### RECORDS SHOWN
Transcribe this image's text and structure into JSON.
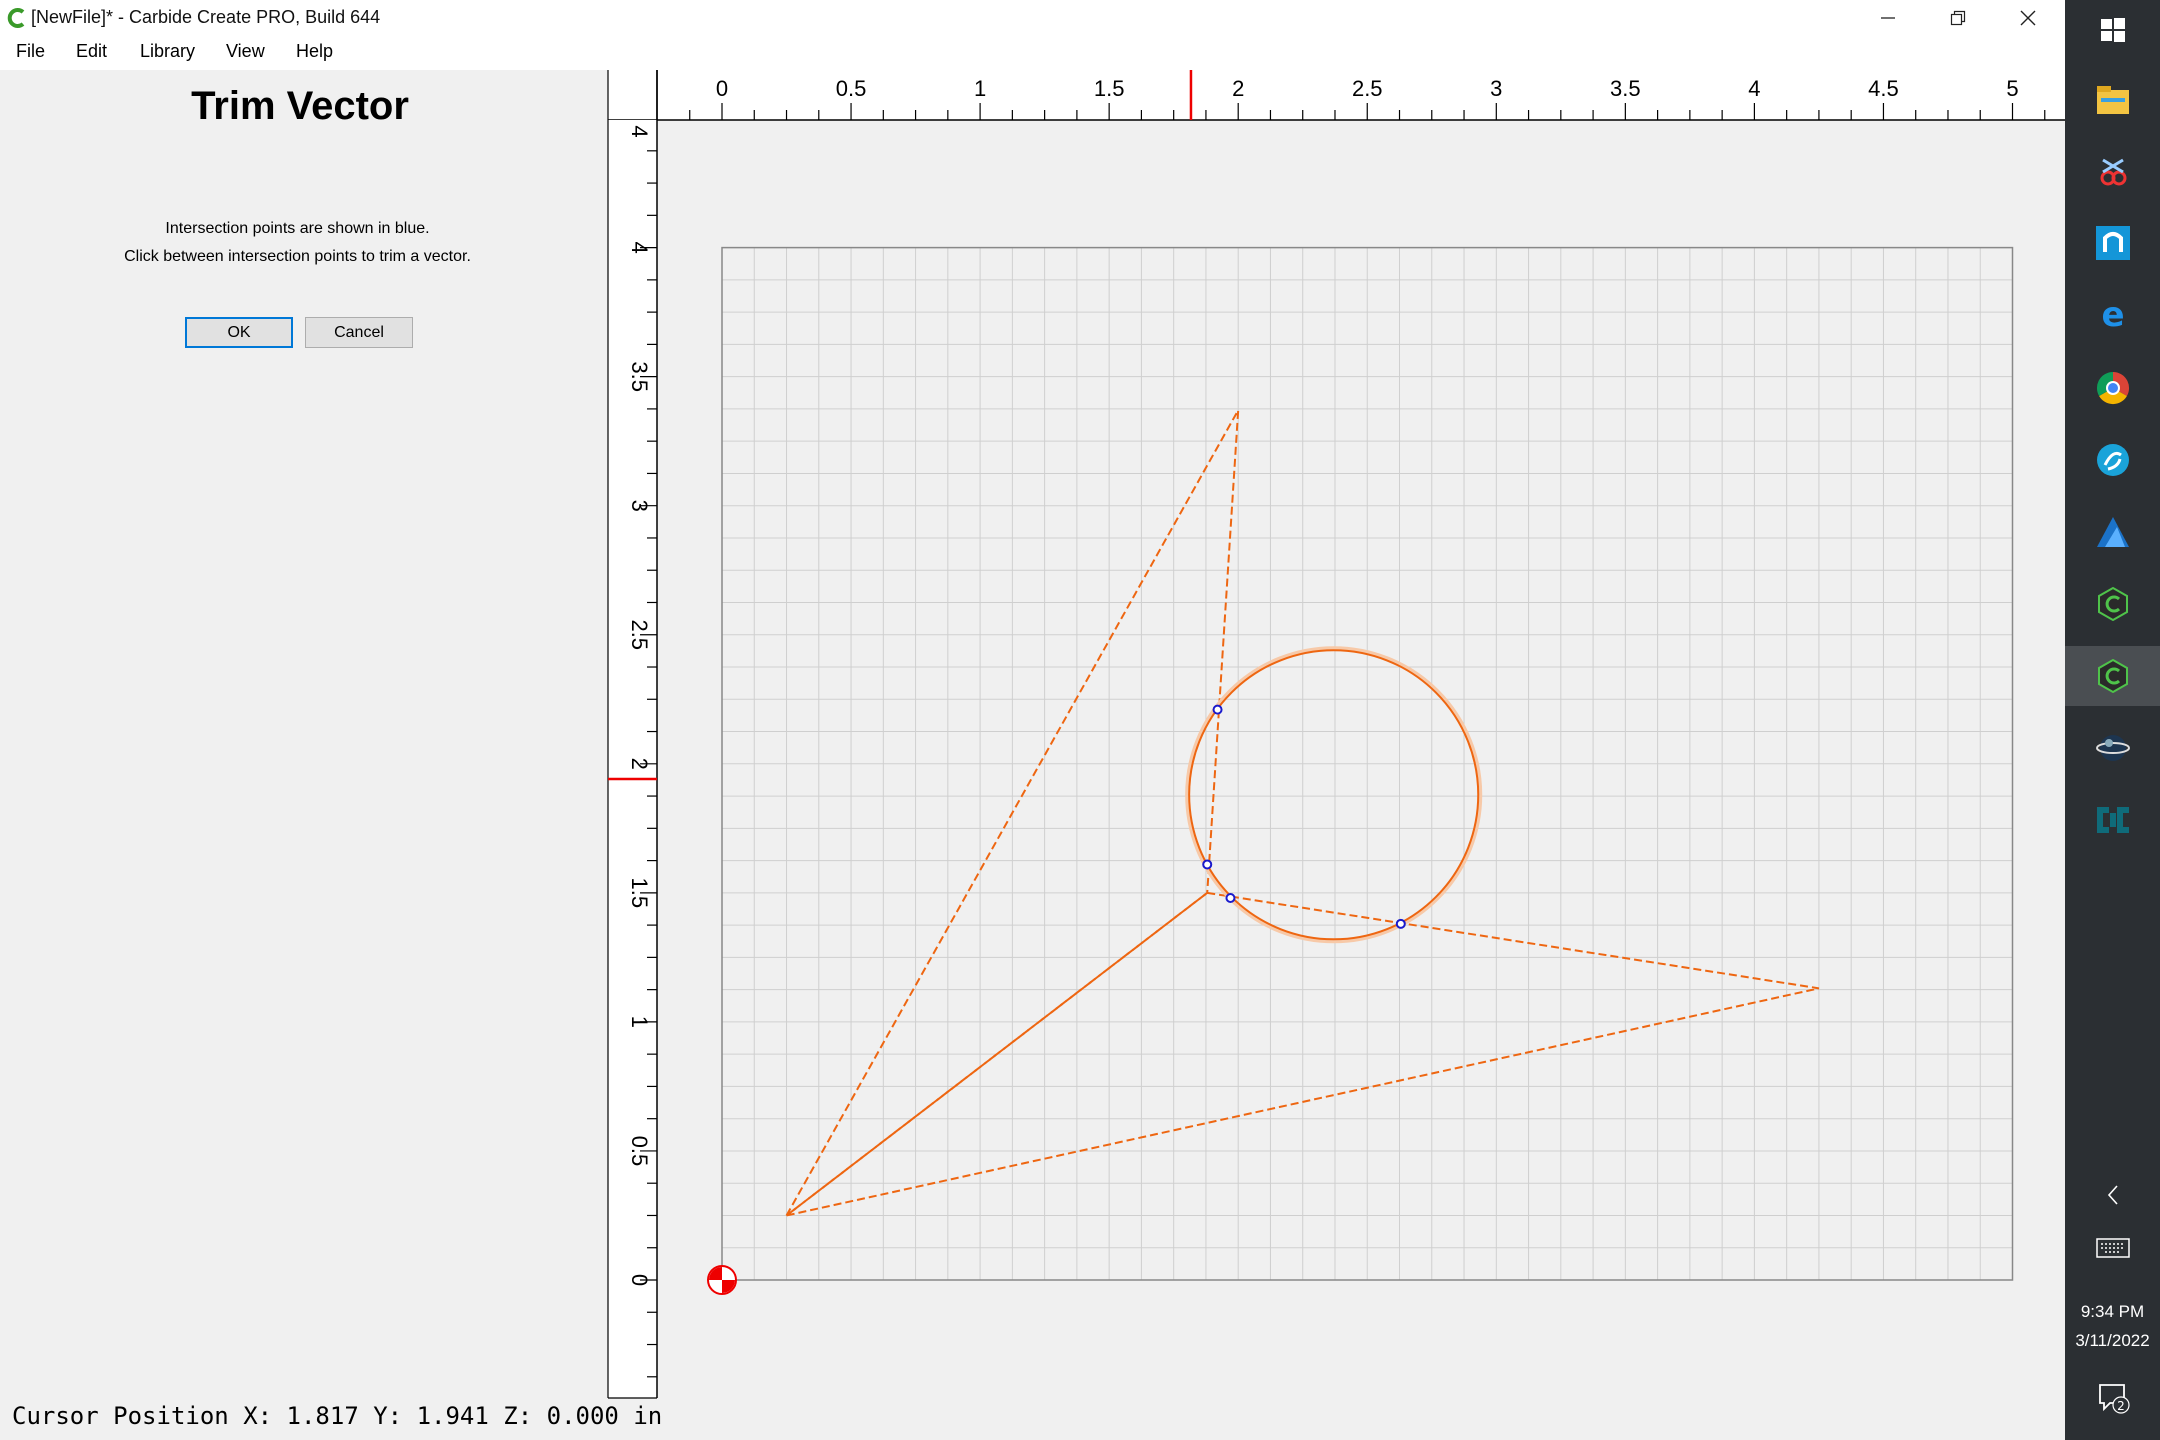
{
  "window": {
    "title": "[NewFile]* - Carbide Create PRO, Build 644"
  },
  "menu": {
    "items": [
      {
        "label": "File"
      },
      {
        "label": "Edit"
      },
      {
        "label": "Library"
      },
      {
        "label": "View"
      },
      {
        "label": "Help"
      }
    ]
  },
  "panel": {
    "title": "Trim Vector",
    "line1": "Intersection points are shown in blue.",
    "line2": "Click between intersection points to trim a vector.",
    "ok_label": "OK",
    "cancel_label": "Cancel"
  },
  "rulers": {
    "x_labels": [
      "0",
      "0.5",
      "1",
      "1.5",
      "2",
      "2.5",
      "3",
      "3.5",
      "4",
      "4.5",
      "5"
    ],
    "y_labels": [
      "0",
      "0.5",
      "1",
      "1.5",
      "2",
      "2.5",
      "3",
      "3.5",
      "4",
      "4"
    ],
    "cursor_marker": {
      "x": 1.817,
      "y": 1.941
    }
  },
  "drawing": {
    "units": "in",
    "grid_spacing": 0.125,
    "work_area": {
      "width": 5,
      "height": 4
    },
    "vector_color": "#ee6611",
    "intersection_color": "#1a1acc",
    "triangle1": [
      [
        0.25,
        0.25
      ],
      [
        2.0,
        3.37
      ],
      [
        1.88,
        1.5
      ]
    ],
    "triangle2": [
      [
        1.88,
        1.5
      ],
      [
        4.25,
        1.13
      ],
      [
        0.25,
        0.25
      ]
    ],
    "circle": {
      "cx": 2.37,
      "cy": 1.88,
      "r": 0.56
    },
    "intersections": [
      [
        1.92,
        2.21
      ],
      [
        1.88,
        1.61
      ],
      [
        1.97,
        1.48
      ],
      [
        2.63,
        1.38
      ]
    ]
  },
  "status": {
    "cursor_position": "Cursor Position X: 1.817 Y: 1.941 Z: 0.000 in"
  },
  "taskbar": {
    "icons": [
      "windows-logo-icon",
      "file-explorer-icon",
      "snipping-tool-icon",
      "app-n-icon",
      "edge-icon",
      "chrome-icon",
      "app-swirl-icon",
      "affinity-designer-icon",
      "carbide-create-icon",
      "carbide-create-active-icon",
      "globe-app-icon",
      "cnc-app-icon"
    ],
    "time": "9:34 PM",
    "date": "3/11/2022",
    "notification_count": "2"
  }
}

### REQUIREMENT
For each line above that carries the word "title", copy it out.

### FINAL ANSWER
    "title": "[NewFile]* - Carbide Create PRO, Build 644"
    "title": "Trim Vector",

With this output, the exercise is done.